‘Romania is facing the largest protests since the collapse of communism’ said Bloomberg.
To the disapproval of Romanian President Klaus Iohannis, the new coalition of the left-leaning PSD (Social Democrats) and the ALDE (Alliance of Liberals and Democrats) seem to be ‘testing the limits of their power, as administrations in Poland and Hungary have done recently.’
On the evening of the 31st January, the new government passed an emergency decree decriminalizing certain offences, including official misconduct in cases with sums involving less than 200,000 lei (£38,000). ‘The government says the order and another draft bill on jail pardons are needed to ease prison overcrowding,’ said The Guardian, ‘and to bring the criminal code into line with recent constitutional court rulings.’
‘There should be no doubt who won the elections,’ said PSD leader Liviu Dragnea said about the results, ‘Romanians want to feel at home in their own country and I want Romania to be a good home for all Romanians.’
However, many saw the ruling as immoral and unlawful, and by midnight large crowds of outraged demonstrators had gathered all over the country to protest against the decree. Estimates suggest that there were 12,000 demonstrators in Bucharest alone.
The country already ranks fourth worst out of the 28 EU member states for corruption, according to Transparency International, and the new decree was seen as a further legitimization of state fraud and theft.
Romanian President Klaus Iohannis who strongly opposed the emergency ruling, declared: ‘Today is a day of mourning for the rule of law.’
As the days passed without a response from the government, more and more people gathered in the streets, and the eventual refusal of Prime Minister Sorin Grindeanu to withdraw the controversial measures only sparked further protests. Protests were organized in Bulgaria and Moldova in a show of solidarity for the Romanian demonstrators.

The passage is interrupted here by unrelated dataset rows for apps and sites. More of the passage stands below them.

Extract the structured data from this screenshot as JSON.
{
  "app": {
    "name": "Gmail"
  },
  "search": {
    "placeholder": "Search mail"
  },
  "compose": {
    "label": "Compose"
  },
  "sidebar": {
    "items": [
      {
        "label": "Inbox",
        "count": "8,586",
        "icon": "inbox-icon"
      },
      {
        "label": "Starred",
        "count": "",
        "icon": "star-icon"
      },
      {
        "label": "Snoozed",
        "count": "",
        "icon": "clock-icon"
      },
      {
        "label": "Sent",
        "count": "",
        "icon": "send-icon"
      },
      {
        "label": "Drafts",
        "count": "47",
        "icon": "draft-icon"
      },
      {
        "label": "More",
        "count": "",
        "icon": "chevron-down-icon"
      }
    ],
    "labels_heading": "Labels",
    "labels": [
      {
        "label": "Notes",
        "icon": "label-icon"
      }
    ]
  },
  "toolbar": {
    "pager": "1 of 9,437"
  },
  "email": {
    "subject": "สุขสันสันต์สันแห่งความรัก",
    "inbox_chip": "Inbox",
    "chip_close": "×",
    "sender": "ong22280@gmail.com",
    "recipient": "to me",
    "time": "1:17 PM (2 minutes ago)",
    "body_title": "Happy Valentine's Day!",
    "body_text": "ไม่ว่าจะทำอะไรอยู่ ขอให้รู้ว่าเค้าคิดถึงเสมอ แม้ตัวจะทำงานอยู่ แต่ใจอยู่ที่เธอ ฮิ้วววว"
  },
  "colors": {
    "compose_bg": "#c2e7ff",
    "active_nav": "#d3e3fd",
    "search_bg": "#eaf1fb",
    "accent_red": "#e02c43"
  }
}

In response to the decree and ensuing protests, Jean-Claude Juncker, the head of the European Commission declared: ‘The fight against corruption needs to be advanced, not undone.’ According to CNN ‘the embassies of Belgium, Canada, France, Germany, the Netherlands and the United States have issued a joint statement echoing Juncker’s sentiments.’
Protesters have vowed to keep up the pressure on the cabinet, with some demanding that the entire government resigns, ’chanting that government officials are “thieves” and “the red plague,”’ Politico reported.
After several days of unrest, the government decided to withdraw the decree, but demonstrations are expected to continue. Last Sunday (05/02) a record 600,000 people took to the streets across Romania. ’The decree has been scrapped,’ said the BBC, ‘but protesters say the government has proved itself untrustworthy.’ There was, however, a counter-protest of about 2,000 people demonstrating in support of the PSD-ALDE government.
Spurred on by international support, and the eventual repealing of the decree, vast groups of anti-government demonstrators continue to mobilise across the country.